My soon to be Ex-Husband and I bought a home in December of 2008. We are currently going through a divorce. I chose to stay in the home with our children, after our seperation. Now, several months later, I am unable to make the $2,200.00 Mortgage Payment on my own. We have only owned the home for 1 year and our principal has only decreased by about $6,000 since we purchased it. This leaves no room to pay a realator’s comission and the closing costs, even if we could get it to sell for the original purchase price. To make matters worse, our neighborhood builder went bankrupt. We now have a new builder. The new homes that are being built are smaller, but also much cheaper.
I have almost maxed out my credit card, taken a loan out against my 401K and borrowed money from my parents, just to pay the mortgage by the end of each month. I have not yet fallen behind by 30 days, but I am creaping much closer.
My real estate agent suggested a short sale. My credit is not super and I am very concerned that by doing a short sale, it will drop my score considerably. I have three children to support and need to be able to find somewhere else to live. I want to make sure that my decision is a sound one.
My lender (Citi Mortgage)offered to lower my payments to $1,450 for twelve months and submit a loan modification request to FHA (I have a FHA Loan – 30 yrs fixed @ 6.25%). However, Citi Mortgage would expect a baloon payment of $10,000 at the end of the 12 months. I can’t afford to pay that kind of money. If I was to request the Loan Modification, would I be allowed to put my home on the market?
I am having a very hard time figuring out what to do. I can’t afford to pay the Mortgage and am starting to drown in debt because of it. Which of these options would you suggest, given my circumstances? Loan Modification or a Short Sale? Any advice that you can offer would be great!!
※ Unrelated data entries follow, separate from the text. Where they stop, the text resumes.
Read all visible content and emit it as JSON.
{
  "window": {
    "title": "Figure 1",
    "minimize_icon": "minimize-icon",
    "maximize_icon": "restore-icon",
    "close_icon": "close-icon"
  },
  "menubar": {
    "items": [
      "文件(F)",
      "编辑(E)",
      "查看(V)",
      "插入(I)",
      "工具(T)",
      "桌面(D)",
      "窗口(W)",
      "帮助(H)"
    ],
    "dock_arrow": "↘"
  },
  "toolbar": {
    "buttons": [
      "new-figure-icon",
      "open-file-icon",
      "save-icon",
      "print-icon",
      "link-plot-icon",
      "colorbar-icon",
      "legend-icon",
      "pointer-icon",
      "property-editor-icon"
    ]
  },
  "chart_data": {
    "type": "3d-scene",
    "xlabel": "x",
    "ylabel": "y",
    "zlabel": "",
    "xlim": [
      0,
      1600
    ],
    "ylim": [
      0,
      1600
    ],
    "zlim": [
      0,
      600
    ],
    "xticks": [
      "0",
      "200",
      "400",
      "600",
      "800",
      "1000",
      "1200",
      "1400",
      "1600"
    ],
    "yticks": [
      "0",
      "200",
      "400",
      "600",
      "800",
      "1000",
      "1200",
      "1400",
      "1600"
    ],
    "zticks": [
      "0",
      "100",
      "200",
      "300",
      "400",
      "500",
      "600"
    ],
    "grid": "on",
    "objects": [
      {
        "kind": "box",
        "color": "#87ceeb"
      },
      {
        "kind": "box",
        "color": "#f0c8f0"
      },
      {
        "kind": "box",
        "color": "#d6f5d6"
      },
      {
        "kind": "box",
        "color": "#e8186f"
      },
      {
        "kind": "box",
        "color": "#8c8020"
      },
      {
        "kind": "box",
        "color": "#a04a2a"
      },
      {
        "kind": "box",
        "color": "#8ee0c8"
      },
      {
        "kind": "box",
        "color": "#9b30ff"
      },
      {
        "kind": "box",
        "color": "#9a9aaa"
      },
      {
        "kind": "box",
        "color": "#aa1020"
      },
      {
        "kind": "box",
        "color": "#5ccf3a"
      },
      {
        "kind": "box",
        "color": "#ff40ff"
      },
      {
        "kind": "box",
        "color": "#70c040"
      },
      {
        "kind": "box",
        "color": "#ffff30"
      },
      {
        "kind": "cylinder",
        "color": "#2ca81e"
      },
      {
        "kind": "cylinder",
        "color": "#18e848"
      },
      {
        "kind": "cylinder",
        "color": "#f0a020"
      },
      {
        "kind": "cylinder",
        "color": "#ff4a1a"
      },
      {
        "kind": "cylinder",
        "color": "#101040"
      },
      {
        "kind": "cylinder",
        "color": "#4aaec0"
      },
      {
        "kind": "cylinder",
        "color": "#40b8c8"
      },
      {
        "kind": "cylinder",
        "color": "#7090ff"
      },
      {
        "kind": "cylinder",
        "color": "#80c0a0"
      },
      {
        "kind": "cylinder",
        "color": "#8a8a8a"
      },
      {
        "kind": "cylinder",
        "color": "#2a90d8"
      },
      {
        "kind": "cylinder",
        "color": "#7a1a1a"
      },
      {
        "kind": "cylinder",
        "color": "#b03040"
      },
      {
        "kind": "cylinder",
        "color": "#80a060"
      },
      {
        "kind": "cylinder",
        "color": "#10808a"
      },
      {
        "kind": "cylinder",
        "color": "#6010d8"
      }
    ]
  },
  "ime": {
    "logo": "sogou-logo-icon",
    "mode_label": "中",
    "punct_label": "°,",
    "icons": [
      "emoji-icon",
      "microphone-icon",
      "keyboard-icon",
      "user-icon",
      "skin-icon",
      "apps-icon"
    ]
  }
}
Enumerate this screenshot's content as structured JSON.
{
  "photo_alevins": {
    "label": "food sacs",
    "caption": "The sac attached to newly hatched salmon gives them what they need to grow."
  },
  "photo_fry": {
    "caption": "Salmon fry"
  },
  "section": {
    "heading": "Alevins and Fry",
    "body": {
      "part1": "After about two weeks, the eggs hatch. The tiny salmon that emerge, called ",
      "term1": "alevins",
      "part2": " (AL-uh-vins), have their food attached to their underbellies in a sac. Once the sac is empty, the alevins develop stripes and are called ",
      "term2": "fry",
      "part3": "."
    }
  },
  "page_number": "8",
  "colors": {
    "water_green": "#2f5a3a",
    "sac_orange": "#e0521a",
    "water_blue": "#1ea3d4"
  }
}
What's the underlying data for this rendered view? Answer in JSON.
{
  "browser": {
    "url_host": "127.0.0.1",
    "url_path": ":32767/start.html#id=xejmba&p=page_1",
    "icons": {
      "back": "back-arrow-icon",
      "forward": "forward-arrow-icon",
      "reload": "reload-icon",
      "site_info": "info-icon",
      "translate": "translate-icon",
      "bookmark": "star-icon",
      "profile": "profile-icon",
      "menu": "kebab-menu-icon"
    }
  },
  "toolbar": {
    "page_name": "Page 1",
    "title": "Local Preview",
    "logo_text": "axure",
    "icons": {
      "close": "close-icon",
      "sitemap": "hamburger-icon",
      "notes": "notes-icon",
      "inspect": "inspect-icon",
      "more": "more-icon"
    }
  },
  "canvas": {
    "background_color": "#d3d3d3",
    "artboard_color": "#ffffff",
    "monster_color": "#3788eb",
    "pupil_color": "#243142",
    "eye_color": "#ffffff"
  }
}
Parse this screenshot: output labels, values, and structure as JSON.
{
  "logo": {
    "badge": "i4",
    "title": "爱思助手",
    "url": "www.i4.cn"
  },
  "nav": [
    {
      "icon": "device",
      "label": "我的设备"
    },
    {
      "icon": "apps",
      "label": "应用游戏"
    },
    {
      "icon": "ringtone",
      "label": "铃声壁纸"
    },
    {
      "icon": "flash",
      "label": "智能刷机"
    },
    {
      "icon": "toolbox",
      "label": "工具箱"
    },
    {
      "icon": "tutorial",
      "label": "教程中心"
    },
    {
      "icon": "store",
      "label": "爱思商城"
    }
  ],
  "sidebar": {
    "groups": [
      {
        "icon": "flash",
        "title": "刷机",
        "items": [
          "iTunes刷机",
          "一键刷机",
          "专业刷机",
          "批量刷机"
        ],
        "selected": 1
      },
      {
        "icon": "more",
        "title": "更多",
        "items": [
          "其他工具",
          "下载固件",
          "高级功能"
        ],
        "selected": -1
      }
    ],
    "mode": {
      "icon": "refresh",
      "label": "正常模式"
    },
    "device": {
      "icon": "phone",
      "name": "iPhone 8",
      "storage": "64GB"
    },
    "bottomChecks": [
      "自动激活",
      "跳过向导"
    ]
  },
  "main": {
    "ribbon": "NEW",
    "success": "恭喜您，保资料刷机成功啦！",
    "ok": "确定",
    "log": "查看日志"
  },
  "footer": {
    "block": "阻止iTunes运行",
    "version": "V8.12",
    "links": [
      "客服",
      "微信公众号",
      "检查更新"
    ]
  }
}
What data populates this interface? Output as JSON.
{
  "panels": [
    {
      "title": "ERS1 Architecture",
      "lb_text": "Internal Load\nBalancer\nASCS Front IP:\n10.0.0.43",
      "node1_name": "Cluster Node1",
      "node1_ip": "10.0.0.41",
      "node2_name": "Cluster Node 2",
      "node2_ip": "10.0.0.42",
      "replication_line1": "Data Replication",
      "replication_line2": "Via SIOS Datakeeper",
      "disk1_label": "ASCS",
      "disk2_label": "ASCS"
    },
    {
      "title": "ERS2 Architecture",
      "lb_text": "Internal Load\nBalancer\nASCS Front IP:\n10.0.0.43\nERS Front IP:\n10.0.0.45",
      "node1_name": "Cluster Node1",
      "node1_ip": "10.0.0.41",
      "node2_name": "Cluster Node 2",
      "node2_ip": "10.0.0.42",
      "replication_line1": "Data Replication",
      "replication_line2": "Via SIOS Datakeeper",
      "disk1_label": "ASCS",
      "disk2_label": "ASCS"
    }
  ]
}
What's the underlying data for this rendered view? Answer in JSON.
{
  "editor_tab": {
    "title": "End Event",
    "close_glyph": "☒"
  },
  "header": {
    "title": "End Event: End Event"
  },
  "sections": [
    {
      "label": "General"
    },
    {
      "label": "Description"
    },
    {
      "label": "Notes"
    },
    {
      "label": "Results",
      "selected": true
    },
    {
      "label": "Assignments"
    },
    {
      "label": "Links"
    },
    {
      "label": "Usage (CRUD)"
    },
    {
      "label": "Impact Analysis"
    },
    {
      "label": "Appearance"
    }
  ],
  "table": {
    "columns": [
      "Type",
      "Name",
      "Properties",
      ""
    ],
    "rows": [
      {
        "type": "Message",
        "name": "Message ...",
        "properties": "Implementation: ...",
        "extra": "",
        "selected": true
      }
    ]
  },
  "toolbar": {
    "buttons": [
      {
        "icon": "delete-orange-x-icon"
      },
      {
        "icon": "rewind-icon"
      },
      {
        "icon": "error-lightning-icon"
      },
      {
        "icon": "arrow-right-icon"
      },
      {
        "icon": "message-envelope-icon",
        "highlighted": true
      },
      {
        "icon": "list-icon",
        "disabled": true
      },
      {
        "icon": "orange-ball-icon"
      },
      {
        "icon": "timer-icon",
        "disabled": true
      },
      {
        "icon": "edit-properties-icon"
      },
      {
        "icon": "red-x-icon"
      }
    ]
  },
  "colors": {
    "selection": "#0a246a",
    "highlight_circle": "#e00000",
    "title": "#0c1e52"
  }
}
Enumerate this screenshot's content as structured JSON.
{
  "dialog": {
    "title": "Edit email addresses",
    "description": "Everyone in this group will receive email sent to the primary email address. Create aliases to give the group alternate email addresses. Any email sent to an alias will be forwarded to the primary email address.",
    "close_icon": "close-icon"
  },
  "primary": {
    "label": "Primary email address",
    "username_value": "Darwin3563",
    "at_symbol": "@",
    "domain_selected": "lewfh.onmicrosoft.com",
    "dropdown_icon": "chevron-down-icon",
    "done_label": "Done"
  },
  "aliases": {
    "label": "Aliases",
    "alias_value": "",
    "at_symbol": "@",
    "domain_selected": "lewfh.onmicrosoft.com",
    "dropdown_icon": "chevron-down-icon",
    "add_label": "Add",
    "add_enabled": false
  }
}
I would say that the most favorable option would be to reconcile with your husband and keep the home. If that’s not possible then you should know that what Citi has offered is a repayment plan. It sounds like your husband is an obligor on the loan, so if he is still gainfully employed then it may be difficult to qualify for a loan modification.
Similarly, a short sale would also factor in the husband’s income if he signed on the promissory note and could also present a challenge if your combined incomes are sufficient to cover the loan given your debts. It is possible for the short sale to be approved and HUD may demand a promissory note be created for the deficiency. It should be noted that HUD requires that an FHA loan be 31 days or more delinquent to close an FHA short sale or what HUD refers to as the ‘preforeclosure sale’ program.
I’m reminded of those famous words of Rodney King: “Can’t we all just get along?”
Which brings me to my advice for married people, which is always the same: stay married.
Thanks for the questions and hope this helps.
Did I ever tell you about the young Zode,
Who came to two signs at the fork in the road?
One said to Place One, and the other, Place Two.
So the Zode had to make up his mind what to do.
Well…the Zode scratched his head, and his chin and his pants.
And he said to himself, “I’ll be taking a chance
If I go to Place One. Now, that place may be hot!
And so, how do I know if I’ll like it or not?
On the other hand though, I’ll be sort of a fool
If I go to Place Two and find it too cool.
In that case I may catch a chill and turn blue!
So, maybe Place One is the best, not Place Two,
But then again, what if Place One is too high?
I may catch a terrible earache and die!
So Place Two may be best! On the other hand though…
What might happen to me if Place Two is too low?
I might get some very strange pain in my toe!
So Place One may be best,” and he started to go.
Then he stopped, and he said, “On the other hand